I had a good time reading Chaos Theory. It was a little slow to start, but once things got up to speed, I flew right through it. Kami is a great character. She sounds very real, sort of an updated Nancy Drew or less blonde Veronica Mars. Her group of friends has a definite Scooby gang feel and they each bring strengths to what becomes a fairly sophisticated investigative team. Their time together takes them to skate parks, horse stables, and a pharmaceutical company, where Kami goes undercover as an intern. In actuality, Kami's locker chaos theory experiment moves from her locker to her life and she learns that small actions can have wide and far-reaching consequences for all.

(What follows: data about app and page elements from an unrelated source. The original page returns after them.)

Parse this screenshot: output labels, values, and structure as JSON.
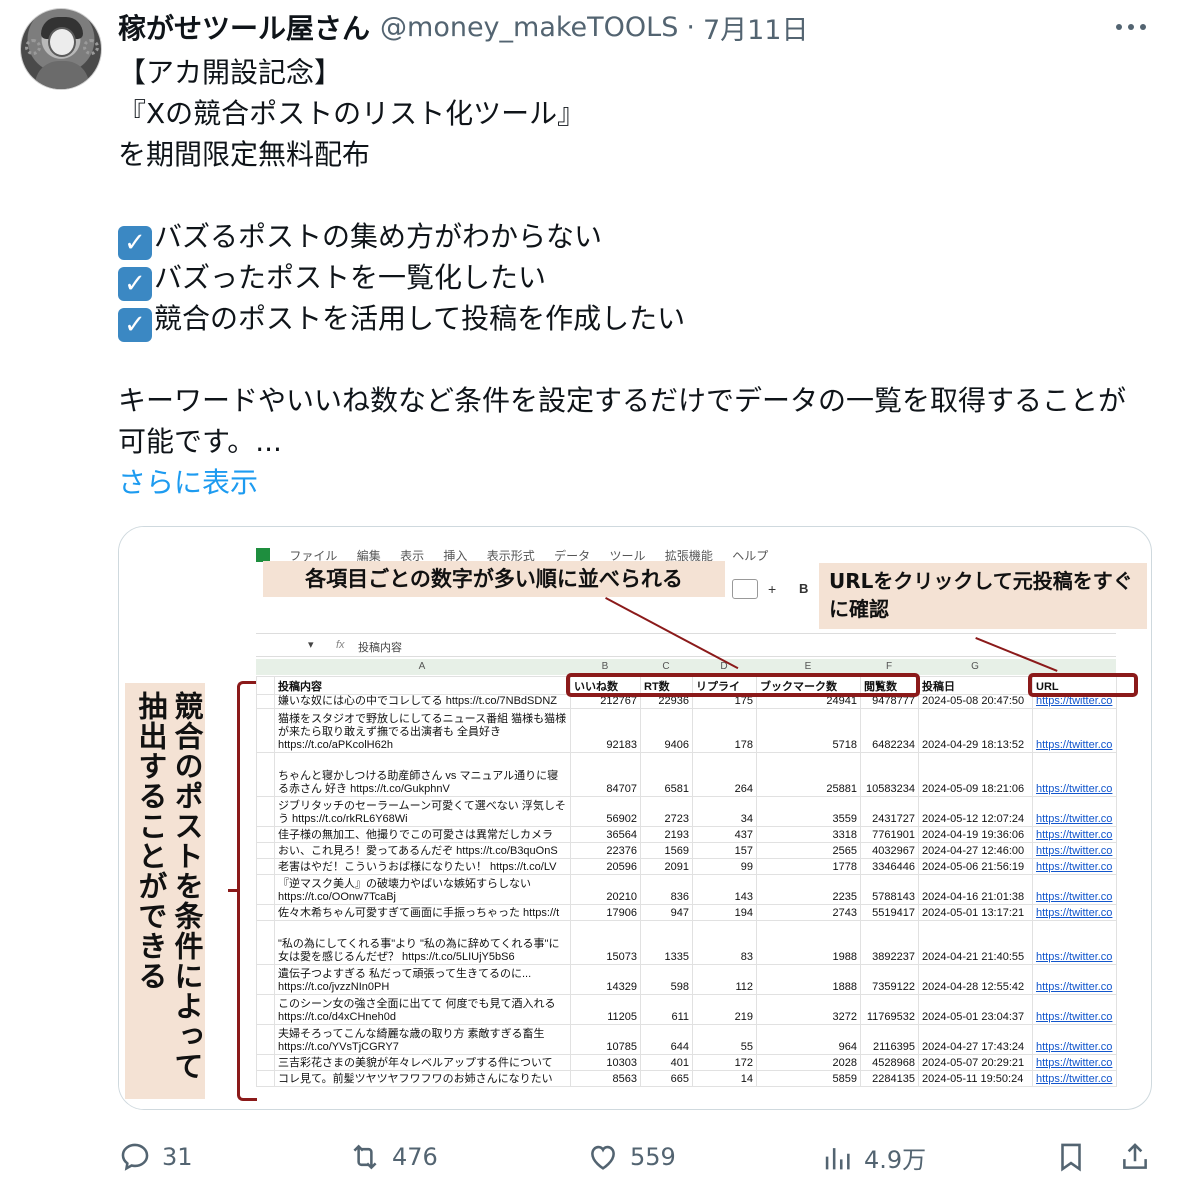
{
  "author": {
    "name": "稼がせツール屋さん",
    "handle": "@money_makeTOOLS",
    "separator": "·",
    "date": "7月11日"
  },
  "post": {
    "lines": [
      "【アカ開設記念】",
      "『Xの競合ポストのリスト化ツール』",
      "を期間限定無料配布"
    ],
    "checks": [
      "バズるポストの集め方がわからない",
      "バズったポストを一覧化したい",
      "競合のポストを活用して投稿を作成したい"
    ],
    "check_glyph": "✓",
    "paragraph": "キーワードやいいね数など条件を設定するだけでデータの一覧を取得することが可能です。...",
    "show_more": "さらに表示"
  },
  "image": {
    "callout_top": "各項目ごとの数字が多い順に並べられる",
    "callout_url": "URLをクリックして元投稿をすぐに確認",
    "callout_side": "競合のポストを条件によって抽出することができる",
    "menu": [
      "ファイル",
      "編集",
      "表示",
      "挿入",
      "表示形式",
      "データ",
      "ツール",
      "拡張機能",
      "ヘルプ"
    ],
    "toolbar_plus": "+",
    "toolbar_b": "B",
    "formula_ref": "▾",
    "formula_fx": "fx",
    "formula_content": "投稿内容",
    "col_letters": [
      "A",
      "B",
      "C",
      "D",
      "E",
      "F",
      "G"
    ],
    "headers": [
      "投稿内容",
      "いいね数",
      "RT数",
      "リプライ",
      "ブックマーク数",
      "閲覧数",
      "投稿日",
      "URL"
    ],
    "rows": [
      {
        "text": "嫌いな奴には心の中でコレしてる https://t.co/7NBdSDNZ",
        "likes": "212767",
        "rt": "22936",
        "reply": "175",
        "bookmark": "24941",
        "views": "9478777",
        "date": "2024-05-08 20:47:50",
        "url": "https://twitter.co"
      },
      {
        "text": "猫様をスタジオで野放しにしてるニュース番組 猫様も猫様が来たら取り敢えず撫でる出演者も 全員好き https://t.co/aPKcolH62h",
        "likes": "92183",
        "rt": "9406",
        "reply": "178",
        "bookmark": "5718",
        "views": "6482234",
        "date": "2024-04-29 18:13:52",
        "url": "https://twitter.co"
      },
      {
        "text": "ちゃんと寝かしつける助産師さん vs マニュアル通りに寝る赤さん 好き https://t.co/GukphnV",
        "likes": "84707",
        "rt": "6581",
        "reply": "264",
        "bookmark": "25881",
        "views": "10583234",
        "date": "2024-05-09 18:21:06",
        "url": "https://twitter.co"
      },
      {
        "text": "ジブリタッチのセーラームーン可愛くて選べない 浮気しそう https://t.co/rkRL6Y68Wi",
        "likes": "56902",
        "rt": "2723",
        "reply": "34",
        "bookmark": "3559",
        "views": "2431727",
        "date": "2024-05-12 12:07:24",
        "url": "https://twitter.co"
      },
      {
        "text": "佳子様の無加工、他撮りでこの可愛さは異常だしカメラ",
        "likes": "36564",
        "rt": "2193",
        "reply": "437",
        "bookmark": "3318",
        "views": "7761901",
        "date": "2024-04-19 19:36:06",
        "url": "https://twitter.co"
      },
      {
        "text": "おい、これ見ろ！愛ってあるんだぞ https://t.co/B3quOnS",
        "likes": "22376",
        "rt": "1569",
        "reply": "157",
        "bookmark": "2565",
        "views": "4032967",
        "date": "2024-04-27 12:46:00",
        "url": "https://twitter.co"
      },
      {
        "text": "老害はやだ！こういうおば様になりたい！ https://t.co/LV",
        "likes": "20596",
        "rt": "2091",
        "reply": "99",
        "bookmark": "1778",
        "views": "3346446",
        "date": "2024-05-06 21:56:19",
        "url": "https://twitter.co"
      },
      {
        "text": "『逆マスク美人』の破壊力やばいな嫉妬すらしない https://t.co/OOnw7TcaBj",
        "likes": "20210",
        "rt": "836",
        "reply": "143",
        "bookmark": "2235",
        "views": "5788143",
        "date": "2024-04-16 21:01:38",
        "url": "https://twitter.co"
      },
      {
        "text": "佐々木希ちゃん可愛すぎて画面に手振っちゃった https://t",
        "likes": "17906",
        "rt": "947",
        "reply": "194",
        "bookmark": "2743",
        "views": "5519417",
        "date": "2024-05-01 13:17:21",
        "url": "https://twitter.co"
      },
      {
        "text": "\"私の為にしてくれる事\"より \"私の為に辞めてくれる事\"に女は愛を感じるんだぜ？ https://t.co/5LIUjY5bS6",
        "likes": "15073",
        "rt": "1335",
        "reply": "83",
        "bookmark": "1988",
        "views": "3892237",
        "date": "2024-04-21 21:40:55",
        "url": "https://twitter.co"
      },
      {
        "text": "遺伝子つよすぎる 私だって頑張って生きてるのに... https://t.co/jvzzNIn0PH",
        "likes": "14329",
        "rt": "598",
        "reply": "112",
        "bookmark": "1888",
        "views": "7359122",
        "date": "2024-04-28 12:55:42",
        "url": "https://twitter.co"
      },
      {
        "text": "このシーン女の強さ全面に出てて 何度でも見て酒入れる https://t.co/d4xCHneh0d",
        "likes": "11205",
        "rt": "611",
        "reply": "219",
        "bookmark": "3272",
        "views": "11769532",
        "date": "2024-05-01 23:04:37",
        "url": "https://twitter.co"
      },
      {
        "text": "夫婦そろってこんな綺麗な歳の取り方 素敵すぎる畜生 https://t.co/YVsTjCGRY7",
        "likes": "10785",
        "rt": "644",
        "reply": "55",
        "bookmark": "964",
        "views": "2116395",
        "date": "2024-04-27 17:43:24",
        "url": "https://twitter.co"
      },
      {
        "text": "三吉彩花さまの美貌が年々レベルアップする件について",
        "likes": "10303",
        "rt": "401",
        "reply": "172",
        "bookmark": "2028",
        "views": "4528968",
        "date": "2024-05-07 20:29:21",
        "url": "https://twitter.co"
      },
      {
        "text": "コレ見て。前髪ツヤツヤフワフワのお姉さんになりたい",
        "likes": "8563",
        "rt": "665",
        "reply": "14",
        "bookmark": "5859",
        "views": "2284135",
        "date": "2024-05-11 19:50:24",
        "url": "https://twitter.co"
      }
    ]
  },
  "actions": {
    "replies": "31",
    "reposts": "476",
    "likes": "559",
    "views": "4.9万"
  },
  "icons": {
    "more": "more-dots-icon",
    "reply": "reply-bubble-icon",
    "repost": "repost-arrows-icon",
    "like": "heart-icon",
    "views": "bar-chart-icon",
    "bookmark": "bookmark-icon",
    "share": "share-upload-icon"
  },
  "colors": {
    "link": "#1d9bf0",
    "muted": "#536471",
    "callout_bg": "#f4e2d4",
    "callout_border": "#8b1a1a",
    "check_bg": "#3b88c3"
  }
}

I give this Young Adult mystery a two-thumbs up endorsement. I look forward to reading more adventures of 'The Kami Files' and getting to know her and all her buddies better. There is a short story starring the same characters called Politics of Chaos that has been published in a Sisters in Crime anthology and another entitled Elemental Chaos that will appear in the 2016 Malice Domestic Anthology.
Thanks to the author, Meg Dobson, who gifted me with Chaos Theory. I do appreciate it and will be glad to see where Kami and her friends take their investigative team in the future. I'll leave you with a quote. Kami is realizing what she and her friends can accomplish, even though they are 'just kids':
'I want to go back to looking down on the world--not connected to it or the people in it. That cold scientific data that I've hidden behind all my life has been cut away. I'm free-falling into the chaos below. This isn't about numbers and data. What we're doing is important. It isn't a scientific puzzle to solve anymore. This is about saving real lives.'